Israel and Hizbollah’s dangerous slide towards all-out war


Unlock the Editor’s Digest for free

After months of cross-border clashes between Hizbollah and Israel, the rhetoric between the two foes has escalated to worrying new levels. Israel says it has approved “operational plans for an offensive in Lebanon”; Hizbollah, the Iran-backed Lebanese militant group, says it would fight “without rules” and “without limits”. The threats may be bluster, but they raise the risk of a miscalculation that could lead to all-out war. The reckless baiting should stop.

The sabre-rattling underlines the dangerous game both sides have been playing for months. Clashes first erupted after Hamas’s October 7 attack and Israel’s retaliatory offensive in Gaza. Hizbollah launched rockets at Israel the following day. The Lebanese group and Israel have since traded fire with increasing ferocity, striking ever deeper into each other’s territory and pushing the boundaries of traditional red lines.

At any other time, this would already have been deemed a full-blown conflict. Israeli strikes have killed more than 300 Hizbollah fighters and dozens of civilians. Hizbollah’s attacks have killed more than two dozen soldiers and civilians. Tens of thousands have been displaced on both sides.

In Israel, Prime Minister Benjamin Netanyahu faces pressure to expand the military campaign against Hizbollah, drive its fighters back from the border and reassure Israelis living in the north that it is safe to return to their homes. Armed with a large arsenal of sophisticated missiles, Hizbollah is the most powerful Iranian proxy in the Middle East.

But the last thing Israelis need is to be sucked into another, deeper conflict. Months of Israeli strikes have already changed the dynamics on the ground and pushed some Hizbollah fighters back from the border. Previous Israeli wars in Lebanon have failed to tame or weaken Hizbollah — in 2006 Israel suffered a bloody nose in a month-long war with the militant group.

Moreover, after eight months of devastating conflict in Gaza, Israel has yet to achieve Netanyahu’s key goals — eradicating Hamas and securing the release of all the Israeli hostages seized in the October 7 attack. Hamas’s fighting capability has been severely depleted. But even senior Israeli military figures now acknowledge that it is impossible to destroy Hamas, citing its militant ideology and roots in Palestinian society.

Hizbollah presents a far more daunting foe: it is the world’s most heavily armed non-state actor with a vast arsenal of rockets, drones and missiles aimed at Israel.

Yet it too cannot afford a war. Contained attacks and stunts — including the release of footage said to be gathered by its surveillance drones of areas of Israel, including the strategic port of Haifa — are designed to show that Hizbollah has the ability to pressure Israel and help bring an end its offensive in Gaza. But Hizbollah is also a key political party in Lebanon, a country that is mired in deep economic and political crisis and at risk of total collapse in the event of an Israeli invasion.
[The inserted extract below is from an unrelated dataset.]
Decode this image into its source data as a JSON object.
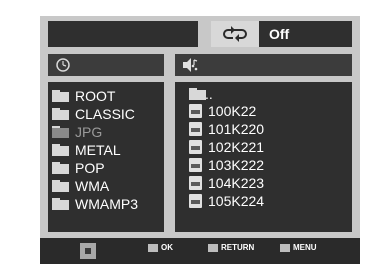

An off-ramp is available to the parties, in the shape of US-led efforts to broker an agreement. This would lead to Hizbollah pulling its fighters back from the border, Israel halting air incursions into Lebanon, and the resolution of long-standing disagreements over disputed territory.
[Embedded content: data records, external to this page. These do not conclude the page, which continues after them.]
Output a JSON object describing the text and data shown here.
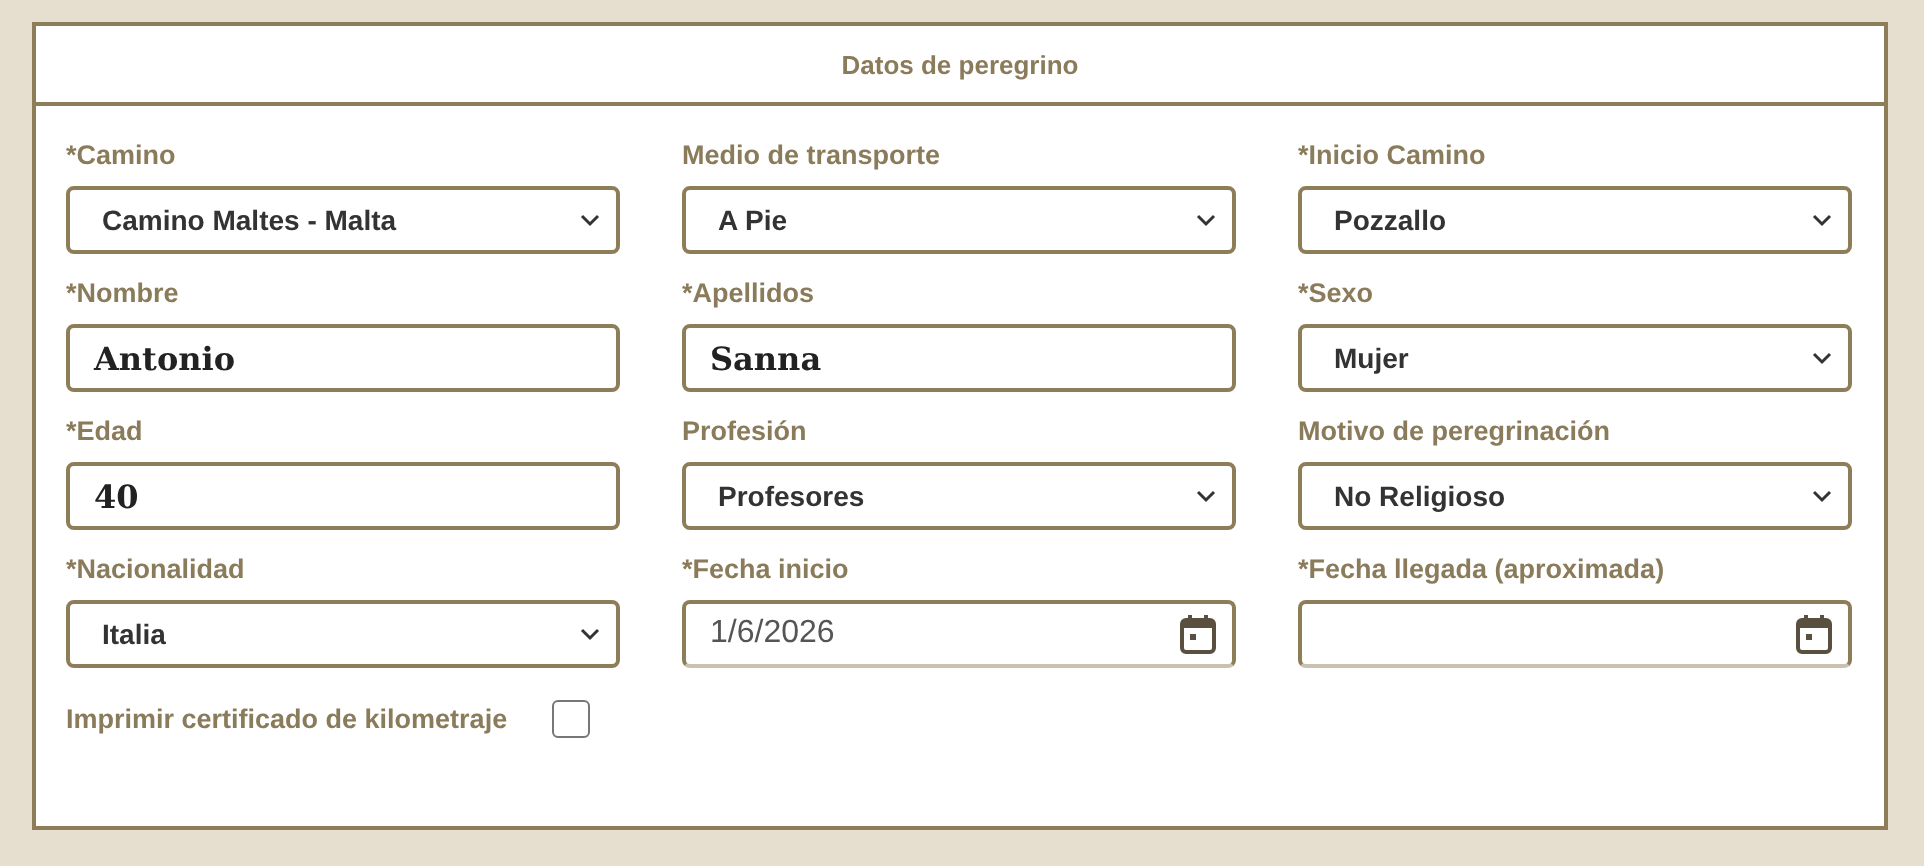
{
  "panel": {
    "title": "Datos de peregrino"
  },
  "fields": [
    {
      "label": "*Camino",
      "kind": "select",
      "value": "Camino Maltes - Malta"
    },
    {
      "label": "Medio de transporte",
      "kind": "select",
      "value": "A Pie"
    },
    {
      "label": "*Inicio Camino",
      "kind": "select",
      "value": "Pozzallo"
    },
    {
      "label": "*Nombre",
      "kind": "text",
      "value": "Antonio"
    },
    {
      "label": "*Apellidos",
      "kind": "text",
      "value": "Sanna"
    },
    {
      "label": "*Sexo",
      "kind": "select",
      "value": "Mujer"
    },
    {
      "label": "*Edad",
      "kind": "text",
      "value": "40"
    },
    {
      "label": "Profesión",
      "kind": "select",
      "value": "Profesores"
    },
    {
      "label": "Motivo de peregrinación",
      "kind": "select",
      "value": "No Religioso"
    },
    {
      "label": "*Nacionalidad",
      "kind": "select",
      "value": "Italia"
    },
    {
      "label": "*Fecha inicio",
      "kind": "date",
      "value": "1/6/2026"
    },
    {
      "label": "*Fecha llegada (aproximada)",
      "kind": "date"
    }
  ],
  "certificate": {
    "label": "Imprimir certificado de kilometraje",
    "checked": false
  }
}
US officials have been working on an Israel-Lebanon deal to put into action when a ceasefire is eventually declared in Gaza. But the US and its allies must redouble efforts to contain the Lebanon front even without an end to the fighting in Gaza. Another catastrophic war in the Middle East must be averted.

Articles You May Like

It’s not just CrowdStrike – the cyber sector is vulnerable
Investment bosses call for ‘radical’ Isa overhaul to boost UK equities
Californians tell pollsters climate is key to bond, presidential votes
How security failings let a would-be assassin shoot Donald Trump
Top Wall Street analysts are pounding the table on these 3 dividend stocks